Farmers are optimistic that their hard work will yield returns
The first harvest of mass organic chillies from Samtse that famers from 12 gewogs in the district have been growing this year following the ban on the import of chillies from India is expected to be available in the market by January next year.
Famers in Samtse Dzongkhag, following the ban, had moved into mass chilli cultivation to cater to the domestic market. They have started cultivation in groups with the support from the Dzongkhag Agriculture Office and other relevant agencies.
The Dzongkhag is trying a pilot project on three hybrid chilli varieties by supplying its saplings to the farmers in 99.9 acres in agro ecological zones favoring chilli production in the selected gewogs. SV2319HA, SHP4884 and PAN1498 are supplied to the farmers of the selected gewogs with support from the Research Center at Samtenling, Sarpang. The first harvest was expected to reach markets by December end.
This year, the Dzongkhag has targeted to produce 150 Metric Ton (MT) of chilli. But because of some challenges, the target is not likely to be met.
Dzongkhag Agriculture Officer Chogyal Norbu, however, said that 60% of the target will be fulfilled if all the farmers work hard. Other issues like pests and diseases have also become a challenge.
Though the Dzongkhag started supplying saplings since last year but not much has been harvested. But this year, the farmers are provided with material supports like water supply pipes, tarpaulin sheets and watering cans, among others, with supports from the Agriculture Department and the research center.
However, being a pilot project the cultivation is done stage wise. The required input will be carried out accordingly, said the DAO. “We will try to improve production further based on this year’s experience. It’s still under trial and error method,” he said, adding that a record will be maintained for further improvements.

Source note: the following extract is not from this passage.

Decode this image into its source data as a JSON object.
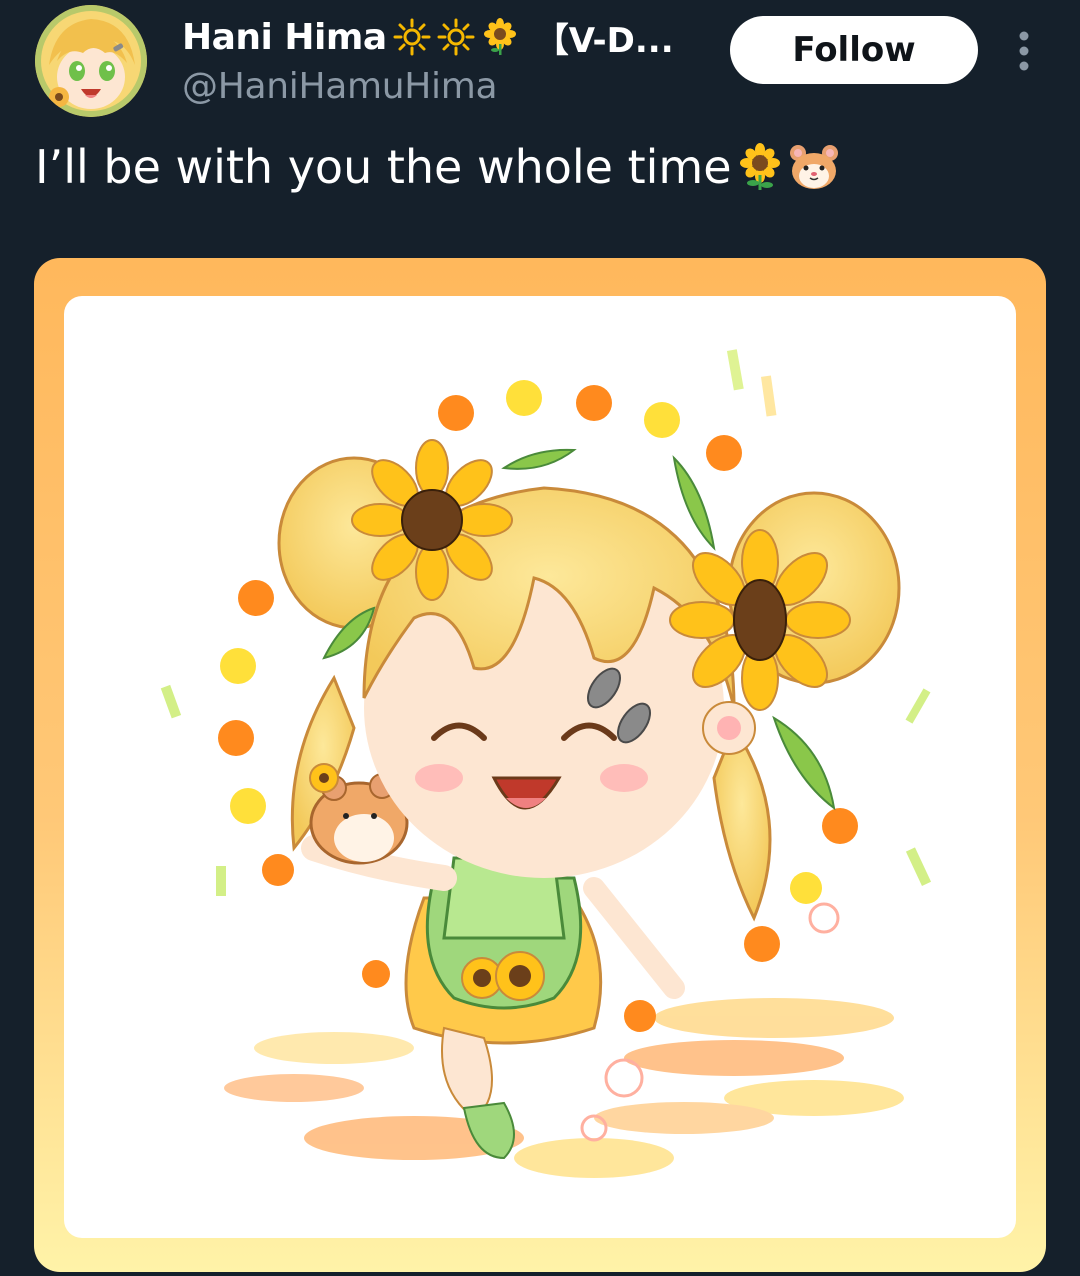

The product after harvest would be supplied to the capital with the assistance from the department and the Dzongkhag. Also, if harvest favors, the products will also go to other neighboring Dzongkhags. However, there is no immediate plan to export these chillies.
“Of course, our organic products will be in demand, but we have not planned yet,” he Chogyal Norbu said.
“With an increased production, the scope of organic chilli in Samtse is high and the farmers have also scope of earning extra income from chilli cultivation,” he added.
Meanwhile, farmers have also started working relentlessly on chilli cultivation after understanding its value following the country’s imposed ban on the import of chilli.
Hem Bdr. Ghalley, 21 from Namgaycholing gewog, has started chilli cultivation on his 15 decimals land. “We are working hard hoping for better returns. The government has provided enough support to us. It is an opportunity for us to earn,” he said. He plans to cultivate on a mass scale from next year.
Namgaycholing Gup Ratna Bdr. Ghalley said the gewog has provided necessary assistance and the farmers have also started investing efforts. Most of the farmers in his gewog have started chilli cultivation. “The farmers are working hard and we will support with necessary measures,” he said.
Tashichholing gewog, meanwhile, selected the groups of farmers and have supplied saplings from the nursery. There are more than six farmers’ groups and a cooperative in the gewog working on chilli cultivation.
Tashichholing Gup Samir Giri said, “We are doing it and hope it will be successful.” He added that some of the plants have started yielding fruits.
Krishna Ghalley from Samtse